Charlotteville, Tobago and the surrounding bay are absolute jewels. The anchorage is extremely rolly and somewhat nausea inducing and if you don’t have an electric windlass (which fortunately we do) then anchoring in >20 meters will be a workout for the arms. But the bay is a little circle of dark blue in the middle of sloping bright green rainforest hills leading down to pristine white beaches. Landing the dinghy is a thrill with the large swell but so far we have only flipped traumatically on one occasion and have recovered.
At night the fireflies dart amongst the trees and phosphorescence glows in the water with every movement through it.
With a charming village of friendly people, very few sailboats and many fishing boats with long bamboo poles adorning the harbour it feels like the Caribbean Islands as described by visitors 30 years ago.
Within 24 hours we were already feeling part of the community recognising, greeting and stopping for a chat with a few of the locals that gather on the quay and front street. We became members of the library which, in addition to having reasonable Wi-Fi, offered a quiet cool environment for our morning lessons and we could check out books which is a super special feeling for transients like ourselves.
We were lucky enough to bump into Neil Cook, who works at E.R.I.C. (Environmental Research Institute Charlotteville, Tobago (www.eric-tobago.org/index.html)) a non-profit research and dive institute dedicated to working with the local fishing community in an integrated ecosystem and communities-based ridge to reef management approach. He spent a couple of hours giving us a private introduction, sitting with us discussing the plight of the oceans and what the institute is trying to achieve. Remarkably he kept the rapt attention of both adults and children for the entire time. Apparently, Tobago is rather important, having some of the most intact corals and one of the most diverse collections of types of corals in the world.
Sharon and Phe’s became the evening hang-out of choice. A full meal of shrimp, pork stew, pork ribs, chicken stew or fried chicken filet is always served with an incredible array of a minimum of 6 side dishes or fixins’. Generally accompanied by one or more well nut-megged rum punches (adults only) and some very nice long and interesting chats with the team there.
Even the cars here are special. Colourful, boxy, dating from sometime in the 80s-90s painted in bright colours with shining chrome accessories and lowered chassis. It’s like Macsen and Emma’s Hotwheels have come to life in full size!
And there is lots to do on this lovely island. Neil suggested some good snorkel spots where we could even view the coral that they are cultivating (literally a nursery garden for coral). We rented a car for some island exploration only to discover that the cars unfortunately look better than they perform. The thing seemed to be powered by a small squirrel running laps up under the hood but occasionally as we rounded an incredibly narrow, hair-pin turn the squirrel would suddenly turn into a lion with no additional pressure to the accelerator and the car would leap ahead finally displaying some power at the most inconvenient time.
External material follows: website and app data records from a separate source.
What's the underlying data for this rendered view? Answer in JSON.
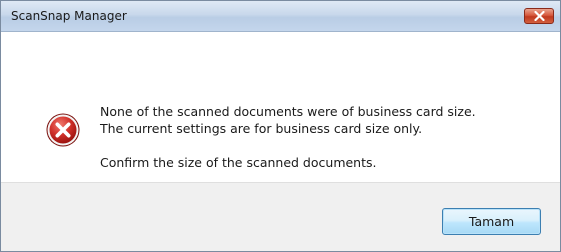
{
  "window": {
    "title": "ScanSnap Manager"
  },
  "dialog": {
    "icon": "error-icon",
    "message_lines": [
      "None of the scanned documents were of business card size.",
      "The current settings are for business card size only.",
      "Confirm the size of the scanned documents."
    ],
    "ok_label": "Tamam"
  },
  "colors": {
    "close_button": "#c9472a",
    "error_icon": "#d0302a",
    "ok_button_border": "#3c7fb1",
    "footer_background": "#f0f0f0"
  }
}
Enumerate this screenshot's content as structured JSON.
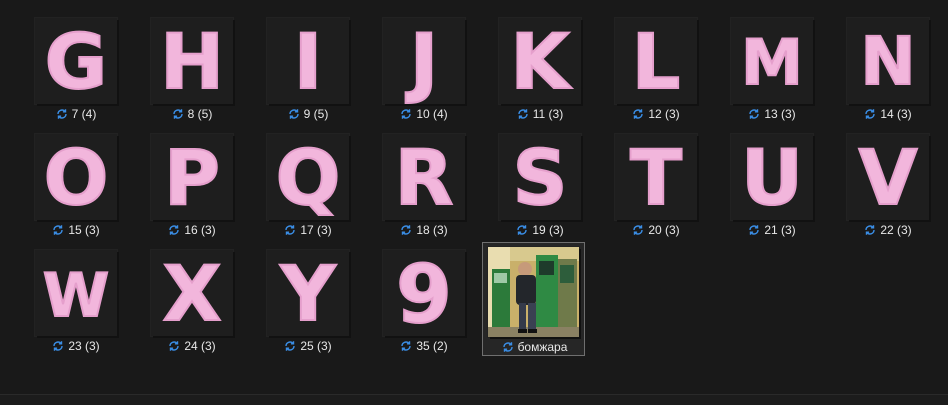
{
  "files": [
    {
      "glyph": "G",
      "label": "7 (4)"
    },
    {
      "glyph": "H",
      "label": "8 (5)"
    },
    {
      "glyph": "I",
      "label": "9 (5)"
    },
    {
      "glyph": "J",
      "label": "10 (4)"
    },
    {
      "glyph": "K",
      "label": "11 (3)"
    },
    {
      "glyph": "L",
      "label": "12 (3)"
    },
    {
      "glyph": "M",
      "label": "13 (3)"
    },
    {
      "glyph": "N",
      "label": "14 (3)"
    },
    {
      "glyph": "O",
      "label": "15 (3)"
    },
    {
      "glyph": "P",
      "label": "16 (3)"
    },
    {
      "glyph": "Q",
      "label": "17 (3)"
    },
    {
      "glyph": "R",
      "label": "18 (3)"
    },
    {
      "glyph": "S",
      "label": "19 (3)"
    },
    {
      "glyph": "T",
      "label": "20 (3)"
    },
    {
      "glyph": "U",
      "label": "21 (3)"
    },
    {
      "glyph": "V",
      "label": "22 (3)"
    },
    {
      "glyph": "W",
      "label": "23 (3)"
    },
    {
      "glyph": "X",
      "label": "24 (3)"
    },
    {
      "glyph": "Y",
      "label": "25 (3)"
    },
    {
      "glyph": "9",
      "label": "35 (2)"
    },
    {
      "glyph": "",
      "label": "бомжара",
      "photo": true
    }
  ],
  "colors": {
    "background": "#191919",
    "thumb": "#1e1e1e",
    "letter": "#f2b6dc",
    "sync_icon": "#3a8ee6",
    "text": "#e8e8e8"
  },
  "icons": {
    "status": "sync-icon"
  }
}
This turned what would naturally have been a harrowing drive into something of a desperate carnival ride. But, we found the Mountain Ridge Reserve, which was set up in 1764 making it one of the oldest nature reserves in the world. Against the advice of the information centre we refused the help of a guide and set off for a fabulous 3.5 hour hike along little paths and river through the rainforest. We even found a tree with hanging vines perfect for some Tarzan-like swing practice. Super fun!
After that a visit to the Argyle Falls where (probably due to the bucketing rain) we were the only visitors swimming in this amazing 54 m (highest in Tobago) waterfall. Pounding, brown murky water but hey, we live on a boat and unlimited fresh water is always welcome.